## Task objective
From the records that follow, copy every line in which "JSON" appears.

[Dataset items]
※
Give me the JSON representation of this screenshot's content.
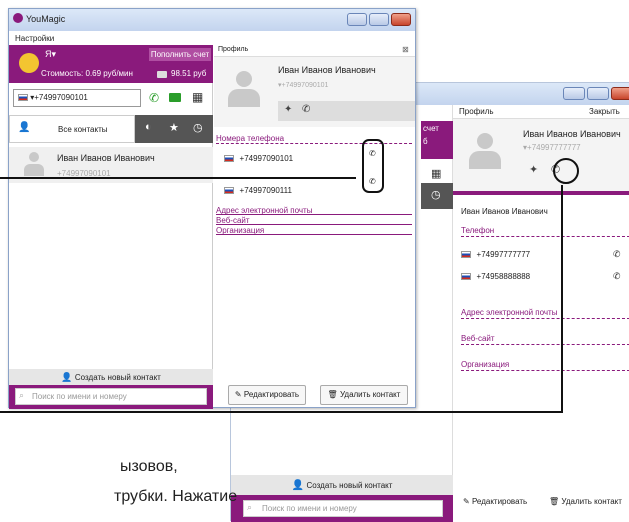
{
  "front": {
    "title": "YouMagic",
    "menu": "Настройки",
    "user_name": "Я",
    "topup_label": "Пополнить счет",
    "rate": "Стоимость: 0.69 руб/мин",
    "balance": "98.51 руб",
    "phone_input": "+74997090101",
    "tab_all": "Все контакты",
    "contact_name": "Иван Иванов Иванович",
    "contact_phone": "+74997090101",
    "create_contact": "Создать новый контакт",
    "search_placeholder": "Поиск по имени и номеру",
    "profile_title": "Профиль",
    "profile_name": "Иван Иванов Иванович",
    "profile_phone": "+74997090101",
    "section_phone": "Номера телефона",
    "phone1": "+74997090101",
    "phone2": "+74997090111",
    "section_email": "Адрес электронной почты",
    "section_web": "Веб-сайт",
    "section_org": "Организация",
    "edit_button": "Редактировать",
    "delete_button": "Удалить контакт"
  },
  "back": {
    "profile_title": "Профиль",
    "close_label": "Закрыть",
    "profile_name": "Иван Иванов Иванович",
    "profile_phone": "+74997777777",
    "topup_fragment": "счет",
    "balance_fragment": "б",
    "contact_name": "Иван Иванов Иванович",
    "section_phone": "Телефон",
    "phone1": "+74997777777",
    "phone2": "+74958888888",
    "section_email": "Адрес электронной почты",
    "section_web": "Веб-сайт",
    "section_org": "Организация",
    "create_contact": "Создать новый контакт",
    "search_placeholder": "Поиск по имени и номеру",
    "edit_button": "Редактировать",
    "delete_button": "Удалить контакт"
  },
  "caption": {
    "line1": "ызовов,",
    "line2": "трубки. Нажатие"
  },
  "colors": {
    "accent": "#8a1a7c",
    "call_green": "#2a9d2a"
  }
}
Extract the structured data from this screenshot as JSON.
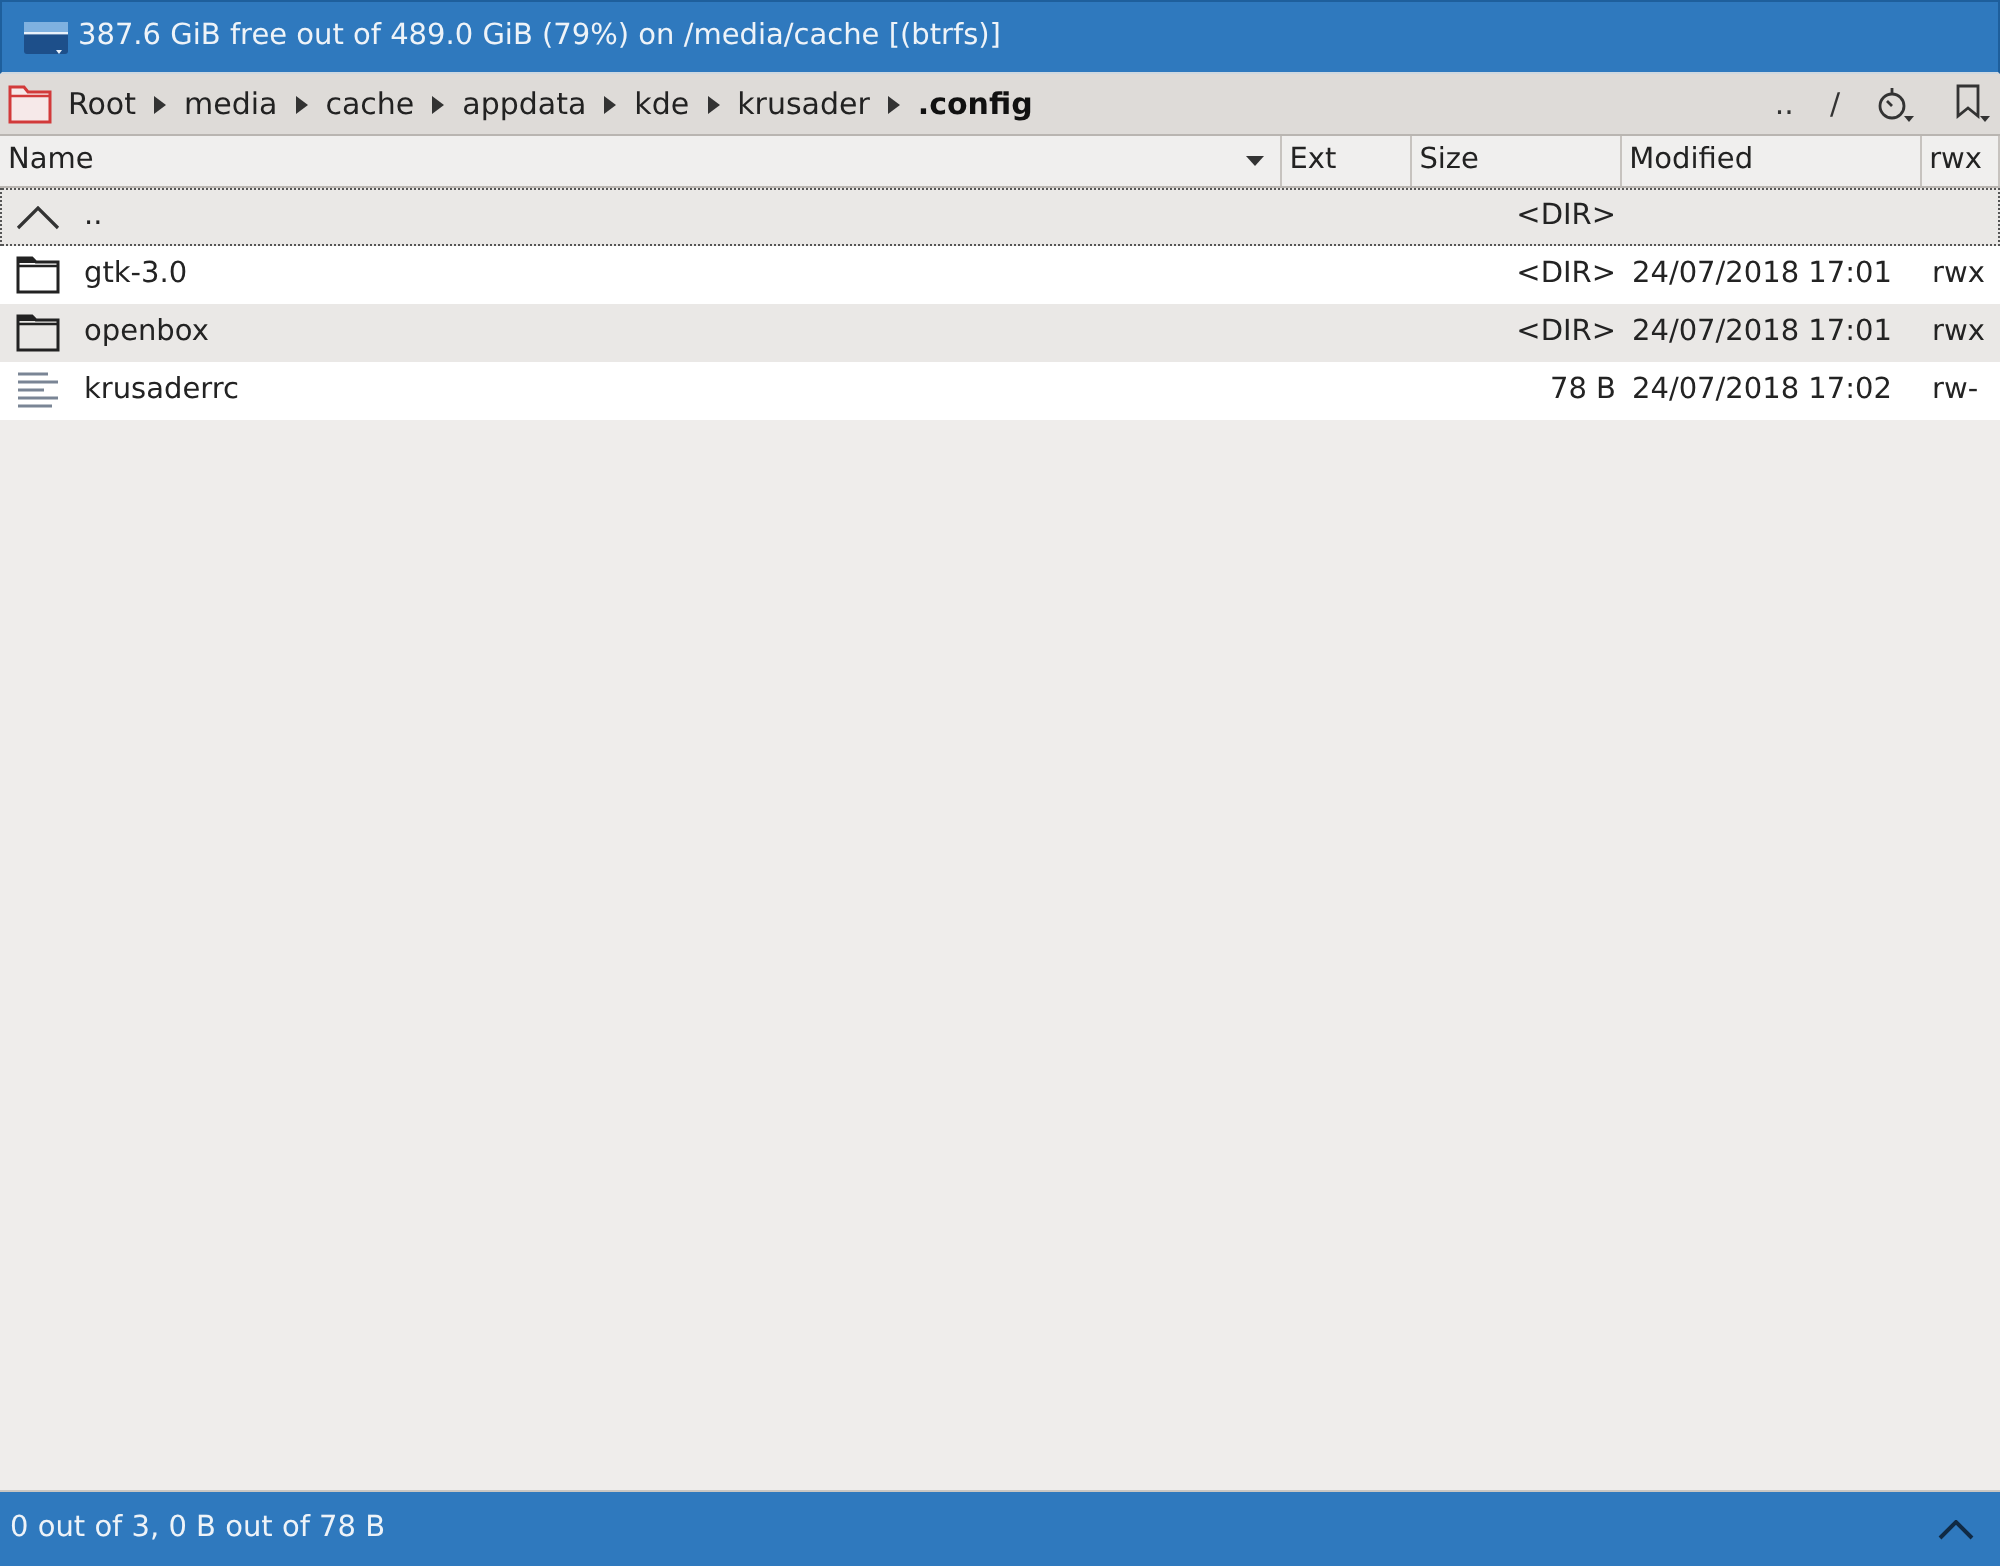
{
  "free_space_bar": {
    "text": "387.6 GiB free out of 489.0 GiB (79%) on /media/cache [(btrfs)]"
  },
  "breadcrumb": {
    "crumbs": [
      {
        "label": "Root",
        "current": false
      },
      {
        "label": "media",
        "current": false
      },
      {
        "label": "cache",
        "current": false
      },
      {
        "label": "appdata",
        "current": false
      },
      {
        "label": "kde",
        "current": false
      },
      {
        "label": "krusader",
        "current": false
      },
      {
        "label": ".config",
        "current": true
      }
    ],
    "nav_buttons": [
      "..",
      "/"
    ]
  },
  "list": {
    "columns": [
      {
        "label": "Name",
        "sorted": true
      },
      {
        "label": "Ext",
        "sorted": false
      },
      {
        "label": "Size",
        "sorted": false
      },
      {
        "label": "Modified",
        "sorted": false
      },
      {
        "label": "rwx",
        "sorted": false
      }
    ],
    "rows": [
      {
        "kind": "up",
        "name": "..",
        "size": "<DIR>",
        "current": true
      },
      {
        "kind": "folder",
        "name": "gtk-3.0",
        "size": "<DIR>",
        "modified": "24/07/2018 17:01",
        "rwx": "rwx",
        "current": false
      },
      {
        "kind": "folder",
        "name": "openbox",
        "size": "<DIR>",
        "modified": "24/07/2018 17:01",
        "rwx": "rwx",
        "current": false
      },
      {
        "kind": "file",
        "name": "krusaderrc",
        "size": "78 B",
        "modified": "24/07/2018 17:02",
        "rwx": "rw-",
        "current": false
      }
    ]
  },
  "status_bar": {
    "text": "0 out of 3, 0 B out of 78 B"
  }
}
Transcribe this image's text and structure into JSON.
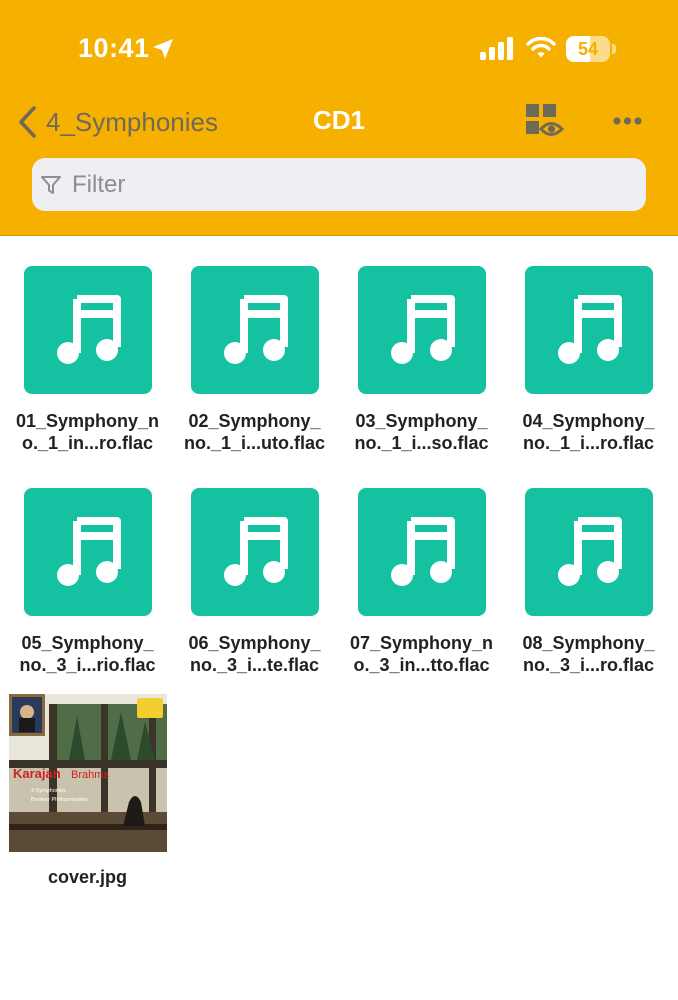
{
  "status_bar": {
    "time": "10:41",
    "battery": "54",
    "battery_level": 0.54
  },
  "nav": {
    "back_label": "4_Symphonies",
    "title": "CD1"
  },
  "filter": {
    "placeholder": "Filter",
    "value": ""
  },
  "files": [
    {
      "name": "01_Symphony_n\no._1_in...ro.flac",
      "kind": "audio"
    },
    {
      "name": "02_Symphony_\nno._1_i...uto.flac",
      "kind": "audio"
    },
    {
      "name": "03_Symphony_\nno._1_i...so.flac",
      "kind": "audio"
    },
    {
      "name": "04_Symphony_\nno._1_i...ro.flac",
      "kind": "audio"
    },
    {
      "name": "05_Symphony_\nno._3_i...rio.flac",
      "kind": "audio"
    },
    {
      "name": "06_Symphony_\nno._3_i...te.flac",
      "kind": "audio"
    },
    {
      "name": "07_Symphony_n\no._3_in...tto.flac",
      "kind": "audio"
    },
    {
      "name": "08_Symphony_\nno._3_i...ro.flac",
      "kind": "audio"
    },
    {
      "name": "cover.jpg",
      "kind": "image"
    }
  ],
  "cover_art": {
    "artist": "Karajan",
    "composer": "Brahms",
    "line1": "4 Symphonies",
    "line2": "Berliner Philharmoniker"
  },
  "colors": {
    "header": "#f6b100",
    "file_icon": "#14c2a2"
  }
}
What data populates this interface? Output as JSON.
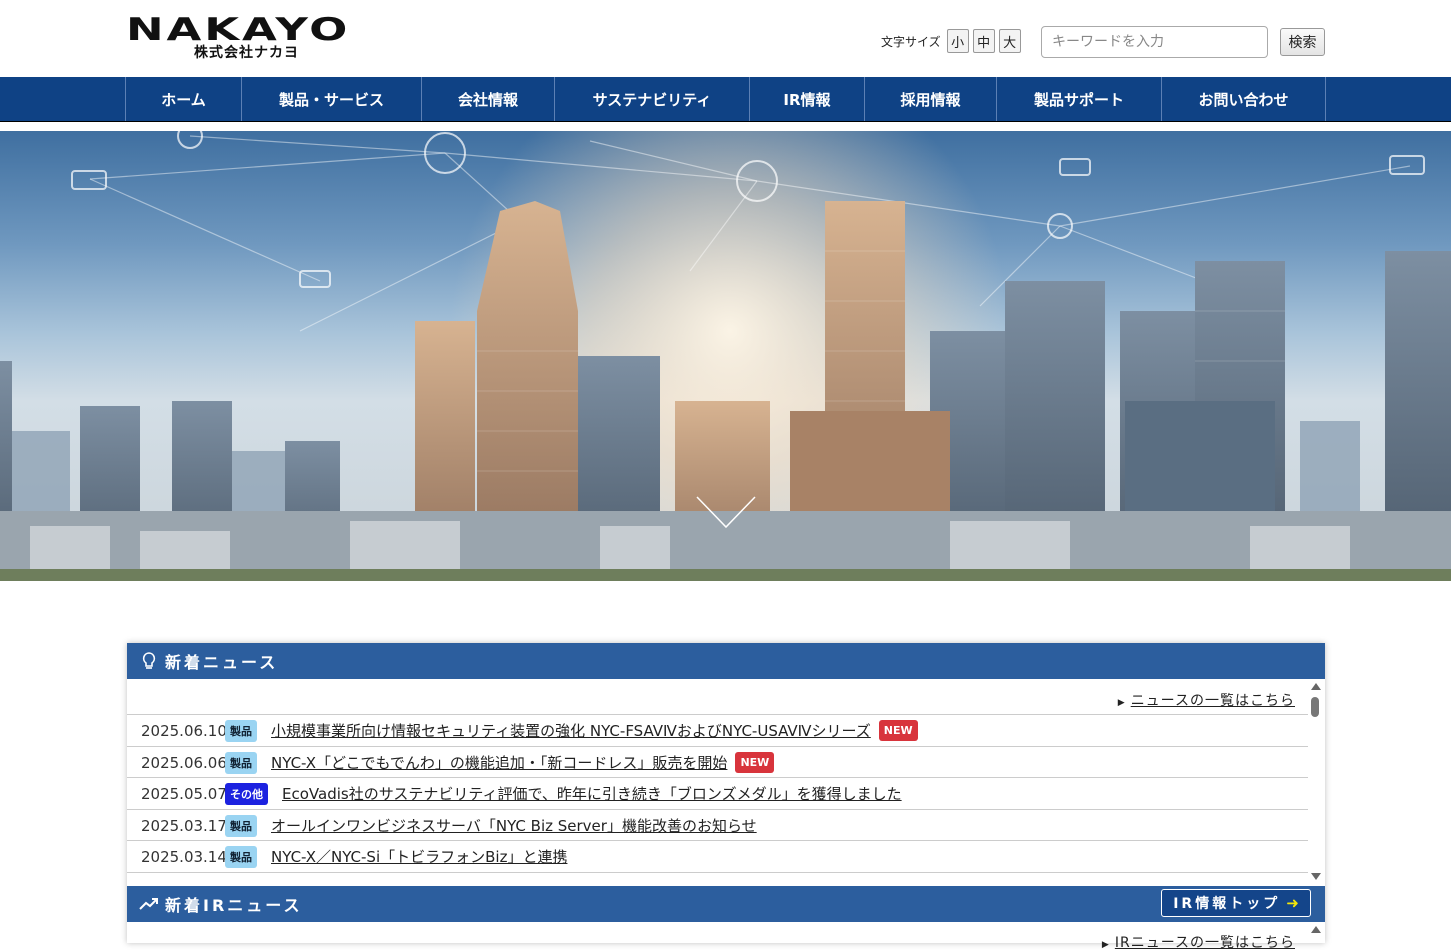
{
  "header": {
    "logo_main": "NAKAYO",
    "logo_sub": "株式会社ナカヨ",
    "font_size_label": "文字サイズ",
    "font_sizes": [
      "小",
      "中",
      "大"
    ],
    "search_placeholder": "キーワードを入力",
    "search_button": "検索"
  },
  "nav": {
    "items": [
      {
        "label": "ホーム"
      },
      {
        "label": "製品・サービス"
      },
      {
        "label": "会社情報"
      },
      {
        "label": "サステナビリティ"
      },
      {
        "label": "IR情報"
      },
      {
        "label": "採用情報"
      },
      {
        "label": "製品サポート"
      },
      {
        "label": "お問い合わせ"
      }
    ]
  },
  "news": {
    "heading": "新着ニュース",
    "list_link": "ニュースの一覧はこちら",
    "new_label": "NEW",
    "items": [
      {
        "date": "2025.06.10",
        "category": "製品",
        "title": "小規模事業所向け情報セキュリティ装置の強化 NYC-FSAVⅣおよびNYC-USAVⅣシリーズ",
        "is_new": true
      },
      {
        "date": "2025.06.06",
        "category": "製品",
        "title": "NYC-X「どこでもでんわ」の機能追加・「新コードレス」販売を開始",
        "is_new": true
      },
      {
        "date": "2025.05.07",
        "category": "その他",
        "title": "EcoVadis社のサステナビリティ評価で、昨年に引き続き「ブロンズメダル」を獲得しました",
        "is_new": false
      },
      {
        "date": "2025.03.17",
        "category": "製品",
        "title": "オールインワンビジネスサーバ「NYC Biz Server」機能改善のお知らせ",
        "is_new": false
      },
      {
        "date": "2025.03.14",
        "category": "製品",
        "title": "NYC-X／NYC-Si「トビラフォンBiz」と連携",
        "is_new": false
      }
    ]
  },
  "ir_news": {
    "heading": "新着IRニュース",
    "top_button": "IR情報トップ",
    "list_link": "IRニュースの一覧はこちら"
  },
  "colors": {
    "nav_bg": "#0f4285",
    "bar_bg": "#2c5e9e",
    "new_badge": "#d8343c",
    "category_product": "#9ad4f2",
    "category_other": "#1c22e0"
  }
}
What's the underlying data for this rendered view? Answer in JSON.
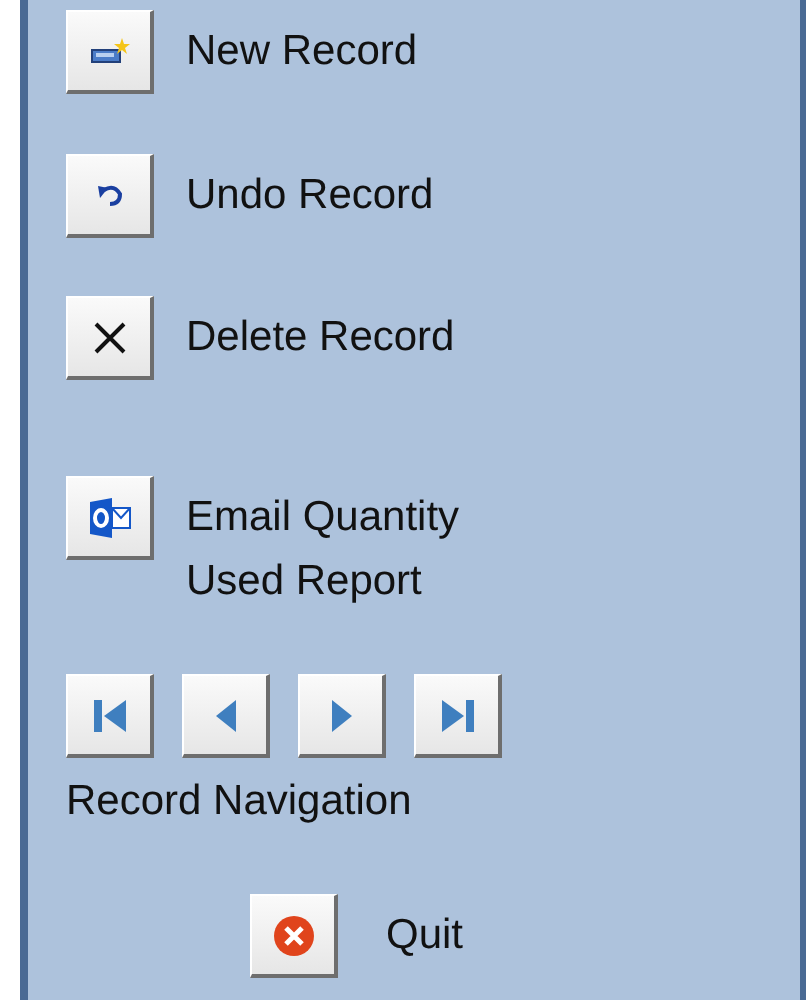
{
  "actions": [
    {
      "kind": "new",
      "label": "New Record"
    },
    {
      "kind": "undo",
      "label": "Undo Record"
    },
    {
      "kind": "delete",
      "label": "Delete Record"
    },
    {
      "kind": "email",
      "label": "Email Quantity Used Report"
    }
  ],
  "navigation": {
    "buttons": [
      {
        "kind": "first"
      },
      {
        "kind": "previous"
      },
      {
        "kind": "next"
      },
      {
        "kind": "last"
      }
    ],
    "label": "Record Navigation"
  },
  "quit": {
    "label": "Quit"
  }
}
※
## Answer box
Give me the JSON representation of this screenshot's content.
Extract the structured data from this screenshot as JSON.
Transcribe this image's text and structure into JSON.
What data populates this interface? Output as JSON.
What's the underlying data for this rendered view? Answer in JSON.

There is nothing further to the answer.